> **Your goal**:
Present each line of the entries below that holds the word "Ctrl".

Dataset extract below:

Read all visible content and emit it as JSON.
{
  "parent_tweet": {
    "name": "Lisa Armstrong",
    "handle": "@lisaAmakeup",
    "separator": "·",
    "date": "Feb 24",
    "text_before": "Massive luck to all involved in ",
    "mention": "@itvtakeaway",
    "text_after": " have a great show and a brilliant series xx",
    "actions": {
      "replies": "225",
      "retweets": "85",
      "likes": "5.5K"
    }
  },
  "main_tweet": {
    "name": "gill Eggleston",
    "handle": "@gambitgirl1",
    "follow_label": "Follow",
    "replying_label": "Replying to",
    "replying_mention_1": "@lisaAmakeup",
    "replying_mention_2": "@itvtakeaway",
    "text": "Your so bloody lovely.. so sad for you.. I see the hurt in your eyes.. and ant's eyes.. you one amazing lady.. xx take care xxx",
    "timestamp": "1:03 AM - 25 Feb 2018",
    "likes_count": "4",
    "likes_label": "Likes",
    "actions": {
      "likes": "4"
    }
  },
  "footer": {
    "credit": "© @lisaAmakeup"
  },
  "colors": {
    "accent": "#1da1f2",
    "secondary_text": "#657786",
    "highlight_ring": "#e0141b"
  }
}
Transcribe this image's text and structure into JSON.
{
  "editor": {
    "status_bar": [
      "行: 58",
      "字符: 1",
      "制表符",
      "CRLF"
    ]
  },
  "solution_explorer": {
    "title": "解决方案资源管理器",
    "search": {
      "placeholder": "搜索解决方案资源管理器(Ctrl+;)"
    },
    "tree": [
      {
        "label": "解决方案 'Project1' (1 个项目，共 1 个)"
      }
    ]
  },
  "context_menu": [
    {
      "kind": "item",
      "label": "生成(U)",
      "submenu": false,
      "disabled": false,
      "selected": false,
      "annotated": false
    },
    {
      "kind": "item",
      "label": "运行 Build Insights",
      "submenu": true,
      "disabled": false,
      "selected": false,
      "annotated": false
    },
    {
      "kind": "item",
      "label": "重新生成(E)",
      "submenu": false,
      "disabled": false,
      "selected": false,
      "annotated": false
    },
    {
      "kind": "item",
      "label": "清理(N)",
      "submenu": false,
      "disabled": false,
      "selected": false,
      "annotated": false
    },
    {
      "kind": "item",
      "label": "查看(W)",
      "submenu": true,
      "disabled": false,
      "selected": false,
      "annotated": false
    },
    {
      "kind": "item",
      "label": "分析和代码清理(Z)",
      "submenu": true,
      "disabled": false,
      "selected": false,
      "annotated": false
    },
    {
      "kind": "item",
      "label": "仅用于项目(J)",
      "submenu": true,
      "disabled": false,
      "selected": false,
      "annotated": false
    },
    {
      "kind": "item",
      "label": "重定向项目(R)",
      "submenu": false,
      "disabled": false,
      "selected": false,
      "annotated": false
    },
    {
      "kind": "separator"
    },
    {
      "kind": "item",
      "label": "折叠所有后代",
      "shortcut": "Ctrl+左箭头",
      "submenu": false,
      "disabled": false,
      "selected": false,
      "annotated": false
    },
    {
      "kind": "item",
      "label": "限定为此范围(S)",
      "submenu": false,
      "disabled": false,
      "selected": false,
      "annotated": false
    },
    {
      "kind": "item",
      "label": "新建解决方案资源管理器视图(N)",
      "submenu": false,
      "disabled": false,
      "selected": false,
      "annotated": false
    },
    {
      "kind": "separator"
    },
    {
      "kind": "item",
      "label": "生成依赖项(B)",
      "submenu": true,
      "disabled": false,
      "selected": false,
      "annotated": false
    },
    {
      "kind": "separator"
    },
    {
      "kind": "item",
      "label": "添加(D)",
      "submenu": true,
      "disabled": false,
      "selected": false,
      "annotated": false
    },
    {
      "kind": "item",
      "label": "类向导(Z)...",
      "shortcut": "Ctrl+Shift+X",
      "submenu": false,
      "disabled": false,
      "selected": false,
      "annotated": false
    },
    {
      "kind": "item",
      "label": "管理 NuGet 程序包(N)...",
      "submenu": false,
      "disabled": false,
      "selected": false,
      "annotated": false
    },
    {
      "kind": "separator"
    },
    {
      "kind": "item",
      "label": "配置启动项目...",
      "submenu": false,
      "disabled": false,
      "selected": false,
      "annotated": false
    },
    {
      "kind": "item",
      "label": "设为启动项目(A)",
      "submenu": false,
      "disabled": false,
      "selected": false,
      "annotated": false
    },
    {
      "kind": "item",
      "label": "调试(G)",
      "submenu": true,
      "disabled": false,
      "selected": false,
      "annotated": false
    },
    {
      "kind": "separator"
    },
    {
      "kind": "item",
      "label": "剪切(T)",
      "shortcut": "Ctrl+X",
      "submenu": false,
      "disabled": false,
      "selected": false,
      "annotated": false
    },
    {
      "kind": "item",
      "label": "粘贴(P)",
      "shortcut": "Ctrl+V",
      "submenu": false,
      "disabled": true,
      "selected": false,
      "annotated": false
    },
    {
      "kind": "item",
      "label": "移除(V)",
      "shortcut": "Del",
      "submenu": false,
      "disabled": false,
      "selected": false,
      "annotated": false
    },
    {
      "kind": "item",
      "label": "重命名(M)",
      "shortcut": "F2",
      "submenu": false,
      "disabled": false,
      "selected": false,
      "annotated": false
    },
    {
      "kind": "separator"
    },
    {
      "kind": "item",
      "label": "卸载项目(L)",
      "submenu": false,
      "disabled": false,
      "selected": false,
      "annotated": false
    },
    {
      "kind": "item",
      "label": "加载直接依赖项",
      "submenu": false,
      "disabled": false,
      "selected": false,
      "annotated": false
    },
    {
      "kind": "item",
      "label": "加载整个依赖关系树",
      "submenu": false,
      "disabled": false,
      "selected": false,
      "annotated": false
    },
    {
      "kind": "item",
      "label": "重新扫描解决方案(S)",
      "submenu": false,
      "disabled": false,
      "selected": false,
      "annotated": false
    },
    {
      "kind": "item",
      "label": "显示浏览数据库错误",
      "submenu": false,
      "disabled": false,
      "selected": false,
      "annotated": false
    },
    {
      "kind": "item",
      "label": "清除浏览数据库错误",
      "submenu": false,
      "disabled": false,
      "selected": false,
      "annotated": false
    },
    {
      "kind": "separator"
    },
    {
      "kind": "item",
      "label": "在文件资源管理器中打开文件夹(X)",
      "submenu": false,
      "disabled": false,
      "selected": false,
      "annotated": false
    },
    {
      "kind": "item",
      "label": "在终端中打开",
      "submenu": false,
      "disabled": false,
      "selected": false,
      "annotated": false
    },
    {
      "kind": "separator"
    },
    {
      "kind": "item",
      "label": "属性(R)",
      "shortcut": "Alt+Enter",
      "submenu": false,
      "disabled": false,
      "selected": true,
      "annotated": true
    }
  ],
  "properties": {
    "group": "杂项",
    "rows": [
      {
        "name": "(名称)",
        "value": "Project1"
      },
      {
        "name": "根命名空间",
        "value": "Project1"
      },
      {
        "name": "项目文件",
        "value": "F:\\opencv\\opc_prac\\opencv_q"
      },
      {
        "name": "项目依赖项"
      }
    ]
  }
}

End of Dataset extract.

> **The answer**:
      "placeholder": "搜索解决方案资源管理器(Ctrl+;)"
      "shortcut": "Ctrl+左箭头",
      "shortcut": "Ctrl+Shift+X",
      "shortcut": "Ctrl+X",
      "shortcut": "Ctrl+V",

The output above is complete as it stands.